# Assigned task
Count the lines in the data below where the string "http" occurs, please, and give the number alone.
********
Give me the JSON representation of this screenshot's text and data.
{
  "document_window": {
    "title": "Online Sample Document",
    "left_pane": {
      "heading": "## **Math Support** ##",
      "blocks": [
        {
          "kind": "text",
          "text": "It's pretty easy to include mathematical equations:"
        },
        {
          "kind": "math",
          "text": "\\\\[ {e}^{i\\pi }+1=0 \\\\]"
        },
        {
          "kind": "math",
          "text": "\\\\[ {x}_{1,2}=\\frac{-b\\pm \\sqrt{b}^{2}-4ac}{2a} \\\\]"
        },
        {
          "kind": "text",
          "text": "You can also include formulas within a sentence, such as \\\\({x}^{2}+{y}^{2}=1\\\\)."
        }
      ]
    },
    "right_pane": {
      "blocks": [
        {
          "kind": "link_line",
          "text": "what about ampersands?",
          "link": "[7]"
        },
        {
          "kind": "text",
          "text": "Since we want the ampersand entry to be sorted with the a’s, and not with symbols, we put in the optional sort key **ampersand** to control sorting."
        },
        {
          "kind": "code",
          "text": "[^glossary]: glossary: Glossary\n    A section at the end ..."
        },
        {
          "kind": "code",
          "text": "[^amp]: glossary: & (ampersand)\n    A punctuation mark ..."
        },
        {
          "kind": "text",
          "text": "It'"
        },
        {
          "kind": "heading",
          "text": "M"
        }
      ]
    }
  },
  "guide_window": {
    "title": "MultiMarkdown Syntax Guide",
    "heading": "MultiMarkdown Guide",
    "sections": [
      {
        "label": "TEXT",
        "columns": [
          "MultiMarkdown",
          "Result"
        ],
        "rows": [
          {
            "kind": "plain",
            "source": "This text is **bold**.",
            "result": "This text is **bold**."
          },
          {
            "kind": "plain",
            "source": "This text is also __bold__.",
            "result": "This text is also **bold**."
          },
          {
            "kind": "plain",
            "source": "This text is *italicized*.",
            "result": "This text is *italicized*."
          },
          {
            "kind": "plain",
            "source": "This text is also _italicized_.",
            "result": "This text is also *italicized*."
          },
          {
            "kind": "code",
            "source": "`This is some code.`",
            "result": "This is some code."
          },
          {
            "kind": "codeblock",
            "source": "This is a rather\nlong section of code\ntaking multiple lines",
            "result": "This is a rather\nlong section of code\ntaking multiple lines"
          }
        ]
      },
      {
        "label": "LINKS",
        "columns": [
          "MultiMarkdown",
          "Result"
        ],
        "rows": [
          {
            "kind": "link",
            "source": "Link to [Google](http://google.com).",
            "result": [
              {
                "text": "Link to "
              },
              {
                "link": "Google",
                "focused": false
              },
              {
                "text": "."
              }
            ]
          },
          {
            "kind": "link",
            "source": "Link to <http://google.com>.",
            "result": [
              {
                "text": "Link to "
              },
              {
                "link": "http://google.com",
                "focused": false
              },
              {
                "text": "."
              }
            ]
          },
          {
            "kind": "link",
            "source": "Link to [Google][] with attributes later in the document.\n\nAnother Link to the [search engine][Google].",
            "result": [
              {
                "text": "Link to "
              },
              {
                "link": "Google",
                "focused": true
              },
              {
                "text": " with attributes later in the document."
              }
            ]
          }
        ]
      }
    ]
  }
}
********
# Output of the task
3